Working alongside Ewan proved to be immensely helpful because it liberated me from the technical aspects, allowing me to work more organically. This freedom enabled me to send him a track, declaring it as complete and ready for engineering, only to send a completely different version a few weeks later, saying, “Can we work on this one instead?” Ewan gracefully accommodated this fluid approach, contributing to the collaborative process.
Your single “Bloodletting” has a real balance of dark and light, and I really noticed how you balance darkness and romanticism in the same song. How do you choose sounds in order to do this?
Lyrically, it delves deep into what some might term the essence of the human experience. It explores the intricacies of love, its profound impact on our actions and emotions, and how it shapes our relationships, both with ourselves and others. The narrative encompasses the rollercoaster ride of being in love, with its highs and lows, and the dual nature of the desire to hold onto someone indefinitely, revealing both its beautiful and challenging facets.
Even the choice of the name “Soft Vein” reflects this theme. I aimed for a name that would evoke visceral imagery and a sense of embodiment while maintaining a soft and romantic undertone, striking a harmonious balance between these contrasting elements.
There’s intensity, intimacy, and romanticism in your music. Do you have any lyrical influences besides other artists, such as books or films?
I’m glad you asked that because it ties into my early exposure to influential elements through my older sibling. From a young age, he introduced me to a treasure trove of 70s and 80s horror, X-Files, and other captivating content that left a profound impression on me. One of my paramount influences is John Carpenter, although it’s not a deliberate choice. Instead, it manifests organically when I select synth or drum sounds. Upon later reflection, I often realize that a particular sound resembles something you might hear in a John Carpenter soundtrack, illustrating the depth of his influence on me.
“One of my paramount influences is John Carpenter.”

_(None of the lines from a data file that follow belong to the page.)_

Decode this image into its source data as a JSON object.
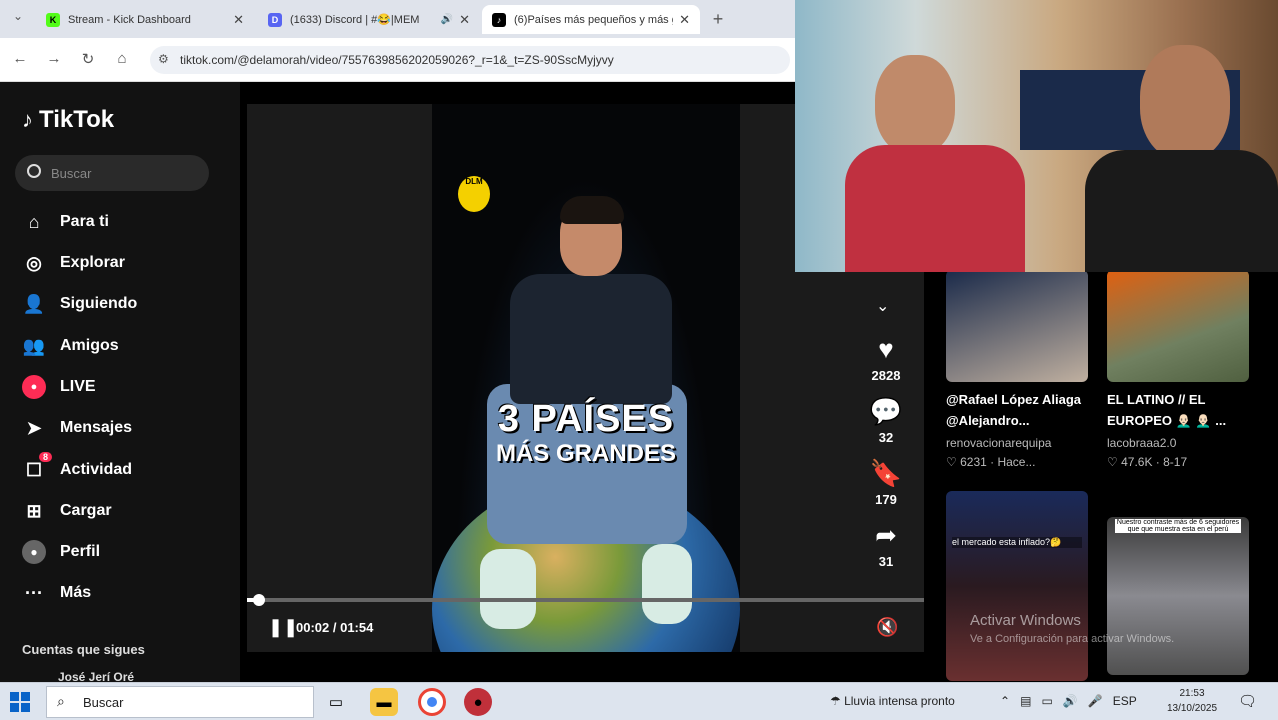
{
  "browser": {
    "tabs": [
      {
        "title": "Stream - Kick Dashboard",
        "active": false
      },
      {
        "title": "(1633) Discord | #😂|MEM",
        "active": false
      },
      {
        "title": "(6)Países más pequeños y más g",
        "active": true
      }
    ],
    "new_tab": "+",
    "url": "tiktok.com/@delamorah/video/7557639856202059026?_r=1&_t=ZS-90SscMyjyvy"
  },
  "tiktok": {
    "logo": "TikTok",
    "search_placeholder": "Buscar",
    "nav": [
      {
        "label": "Para ti",
        "icon": "home-icon"
      },
      {
        "label": "Explorar",
        "icon": "compass-icon"
      },
      {
        "label": "Siguiendo",
        "icon": "user-follow-icon"
      },
      {
        "label": "Amigos",
        "icon": "friends-icon"
      },
      {
        "label": "LIVE",
        "icon": "live-icon"
      },
      {
        "label": "Mensajes",
        "icon": "send-icon"
      },
      {
        "label": "Actividad",
        "icon": "inbox-icon",
        "badge": "8"
      },
      {
        "label": "Cargar",
        "icon": "upload-icon"
      },
      {
        "label": "Perfil",
        "icon": "avatar-icon"
      },
      {
        "label": "Más",
        "icon": "more-icon"
      }
    ],
    "following_header": "Cuentas que sigues",
    "following_first": "José Jerí Oré"
  },
  "video": {
    "caption_line1": "3 PAÍSES",
    "caption_line2": "MÁS GRANDES",
    "logo_text": "DLM",
    "time": "00:02 / 01:54",
    "progress": 0.017,
    "author": "delamorah"
  },
  "actions": {
    "likes": "2828",
    "comments": "32",
    "saves": "179",
    "shares": "31"
  },
  "related": [
    {
      "title": "@Rafael López Aliaga @Alejandro...",
      "author": "renovacionarequipa",
      "meta": "♡ 6231 · Hace..."
    },
    {
      "title": "EL LATINO // EL EUROPEO 👨🏻‍🦲 👨🏻‍🦲 ...",
      "author": "lacobraaa2.0",
      "meta": "♡ 47.6K · 8-17"
    },
    {
      "thumb_text": "el mercado esta inflado?🤔"
    },
    {
      "thumb_text": "Nuestro contraste más de 6 seguidores que que muestra esta en el perú"
    }
  ],
  "watermark": {
    "line1": "Activar Windows",
    "line2": "Ve a Configuración para activar Windows."
  },
  "taskbar": {
    "search": "Buscar",
    "weather": "Lluvia intensa pronto",
    "lang": "ESP",
    "time": "21:53",
    "date": "13/10/2025"
  }
}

There are also literary influences, such as Kafka, although I don’t insist that everyone must recognize these references. Personally, I believe that lyrics should resonate with my own experiences, yet when you listen to them, I aim for them to evoke a sense of personal connection for you as well. It’s a delicate balance where the lyrics maintain a degree of universality, enabling listeners to relate, while also carrying a unique significance for each individual.

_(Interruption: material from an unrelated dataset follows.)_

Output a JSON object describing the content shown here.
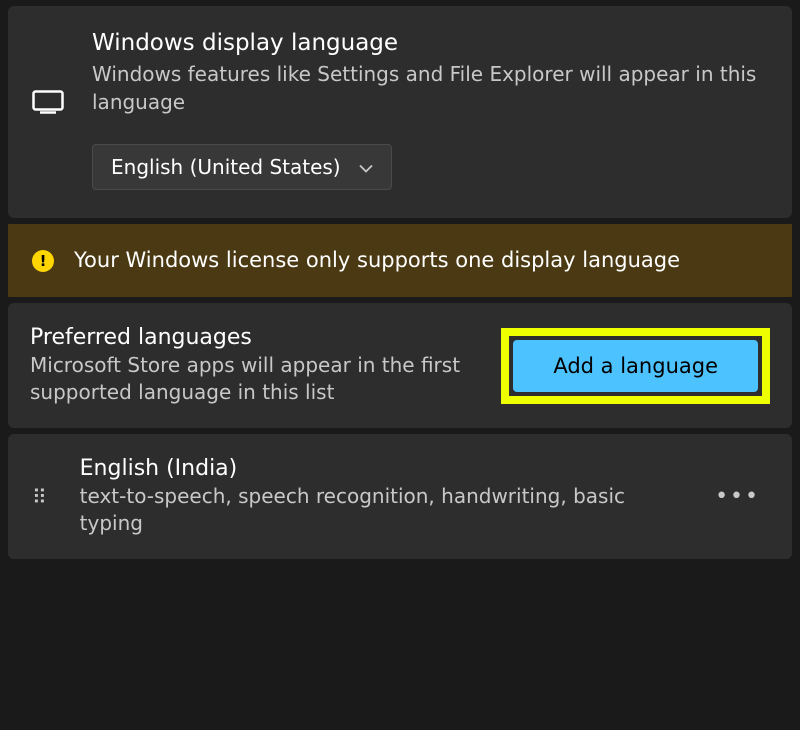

How do you generate ideas for aesthetics and your album covers? Do you do your own photography?
Yes indeed, all the album covers so far feature my own photography, with one notable exception on the horizon. The genesis of this unique collaboration stemmed from an encounter on Instagram. I stumbled upon the work of a talented artist, who had created a captivating piece named “Teeth” – a title that resonated with my track “Perfect Teeth”. So I decided to reach out and they thankfully allowed me to use it. My hope is that this visual creation moves people and makes them feel something in the same way as the music does.
Lastly, is there an overall concept behind the new album, or is it a snapshot of how you’ve been working?

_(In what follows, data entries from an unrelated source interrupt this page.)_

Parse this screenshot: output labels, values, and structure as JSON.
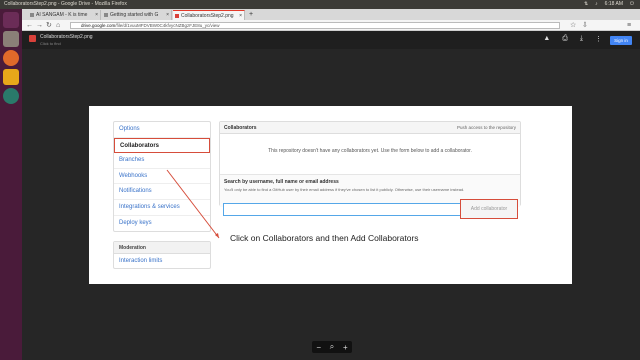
{
  "os": {
    "window_title": "CollaboratorsStep2.png - Google Drive - Mozilla Firefox",
    "time": "6:18 AM"
  },
  "browser": {
    "tabs": [
      {
        "label": "AI SANGAM - K is time"
      },
      {
        "label": "Getting started with G"
      },
      {
        "label": "CollaboratorsStep2.png"
      }
    ],
    "new_tab": "+",
    "url_host": "drive.google.com",
    "url_path": "/file/d/1vuuMFDVBW0C4kfvycNZBgzFJE8u_yc/view"
  },
  "viewer": {
    "file_name": "CollaboratorsStep2.png",
    "hint": "Click to find",
    "sign_in": "Sign in",
    "zoom_minus": "−",
    "zoom_plus": "+"
  },
  "settings": {
    "menu": [
      "Options",
      "Collaborators",
      "Branches",
      "Webhooks",
      "Notifications",
      "Integrations & services",
      "Deploy keys"
    ],
    "moderation_head": "Moderation",
    "moderation_items": [
      "Interaction limits"
    ],
    "panel_title": "Collaborators",
    "panel_right": "Push access to the repository",
    "empty_text": "This repository doesn't have any collaborators yet. Use the form below to add a collaborator.",
    "search_label": "Search by username, full name or email address",
    "search_note": "You'll only be able to find a GitHub user by their email address if they've chosen to list it publicly. Otherwise, use their username instead.",
    "add_button": "Add collaborator",
    "caption": "Click on Collaborators and then Add Collaborators"
  },
  "colors": {
    "highlight": "#d64d3b",
    "link": "#3a73c9",
    "signin": "#4285f4"
  }
}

The title, Pressed In Glass, encapsulates the complex dynamics I discussed earlier in the context of relationships. It symbolizes the desire to keep someone close and never let go, while also recognizing the dual nature of such closeness, which can bring both joy and challenges. In a way, this album serves as a personal time capsule, capturing not only moments and emotions but also the evolution of oneself.
It’s a reflection of preservation, acknowledging that as I venture into the studio for future recordings, I’ll be a different person crafting new songs. Therefore, Pressed In Glass represents both a snapshot of time and a poignant testament to the inevitability of change.
Pressed In Glass is currently available for pre-order on Bandcamp, before being officially released on October 20th via Artoffact Records.
Soft Vein (US)
Featured Image by Alejandro Lomeli